Interpretability and feature engineering
Speaking of models, as in many industry problems, in general clients want interpretable models, not black-box ones. As I mentioned, there are G&G variables, which we can’t really change especially once a well is drilled. However, there are still a lot of variables that are actionable during completion and production process. Clients want to know how to change these variables to optimize their production. This means the predictive model should not have tons of features and should use interpretable algorithms such as linear models or decision trees, which might have lower performance. This is usually aggravated by the fact that often it’s p >> N case, which means, brute-force type exhaustive search across different machine learning algorithms will not do much (for instance, random forest will definitely overfit in this case without proper feature engineering). Thus, it’s a data science challenge that requires extra caution.
Finally, testing our hypotheses is almost impossible, which would be universal to most of non-Internet industries. Drilling a well costs a few million dollars and there are too many variables to tweak and control.
Regardless of these technically challenges, many shale companies are getting more interested in completion optimization. Mostly it’s because oil price has been low for the past few years but also they want to reduce the cost of testing in the field. Plus, it’s relatively easy to tweak the completion recipe than other process in oil production.

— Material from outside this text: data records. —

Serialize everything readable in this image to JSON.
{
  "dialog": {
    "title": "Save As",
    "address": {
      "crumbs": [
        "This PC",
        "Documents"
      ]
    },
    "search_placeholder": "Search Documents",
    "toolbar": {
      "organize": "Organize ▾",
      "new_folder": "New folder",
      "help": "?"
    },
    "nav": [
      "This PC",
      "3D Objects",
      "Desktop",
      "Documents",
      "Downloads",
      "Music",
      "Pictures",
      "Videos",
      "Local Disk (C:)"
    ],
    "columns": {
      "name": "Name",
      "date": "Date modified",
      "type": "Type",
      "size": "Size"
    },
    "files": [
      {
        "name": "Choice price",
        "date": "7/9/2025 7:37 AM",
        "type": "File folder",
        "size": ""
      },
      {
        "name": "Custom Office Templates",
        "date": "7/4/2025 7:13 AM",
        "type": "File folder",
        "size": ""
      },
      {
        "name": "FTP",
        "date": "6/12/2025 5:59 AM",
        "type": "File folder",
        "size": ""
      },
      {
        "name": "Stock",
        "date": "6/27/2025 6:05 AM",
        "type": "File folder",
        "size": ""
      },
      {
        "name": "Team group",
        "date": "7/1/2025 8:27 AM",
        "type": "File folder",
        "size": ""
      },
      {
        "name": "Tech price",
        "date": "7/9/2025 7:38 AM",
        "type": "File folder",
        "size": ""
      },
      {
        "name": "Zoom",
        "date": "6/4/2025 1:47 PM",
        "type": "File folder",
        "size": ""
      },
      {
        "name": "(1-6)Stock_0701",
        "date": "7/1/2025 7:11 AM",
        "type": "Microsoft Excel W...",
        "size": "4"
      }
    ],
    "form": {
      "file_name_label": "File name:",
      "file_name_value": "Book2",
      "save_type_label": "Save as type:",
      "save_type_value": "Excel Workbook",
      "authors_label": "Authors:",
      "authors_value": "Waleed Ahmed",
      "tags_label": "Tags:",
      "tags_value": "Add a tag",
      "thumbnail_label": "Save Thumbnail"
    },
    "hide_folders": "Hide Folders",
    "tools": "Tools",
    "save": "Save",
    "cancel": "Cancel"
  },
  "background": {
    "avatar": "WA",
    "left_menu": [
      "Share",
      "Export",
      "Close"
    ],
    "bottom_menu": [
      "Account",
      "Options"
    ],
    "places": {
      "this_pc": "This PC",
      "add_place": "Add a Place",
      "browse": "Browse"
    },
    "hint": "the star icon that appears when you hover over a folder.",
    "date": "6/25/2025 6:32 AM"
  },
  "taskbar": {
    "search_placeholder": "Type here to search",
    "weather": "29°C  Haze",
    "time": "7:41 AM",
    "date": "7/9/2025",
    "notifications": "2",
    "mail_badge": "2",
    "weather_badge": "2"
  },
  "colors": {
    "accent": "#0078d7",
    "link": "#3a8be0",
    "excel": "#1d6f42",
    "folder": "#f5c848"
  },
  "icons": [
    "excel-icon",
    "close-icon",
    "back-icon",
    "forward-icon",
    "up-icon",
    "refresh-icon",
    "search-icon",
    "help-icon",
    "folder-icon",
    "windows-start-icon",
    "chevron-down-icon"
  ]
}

In the next post, I will explain more about the actual challenges I faced during the most recent project (completion optimization) I worked on.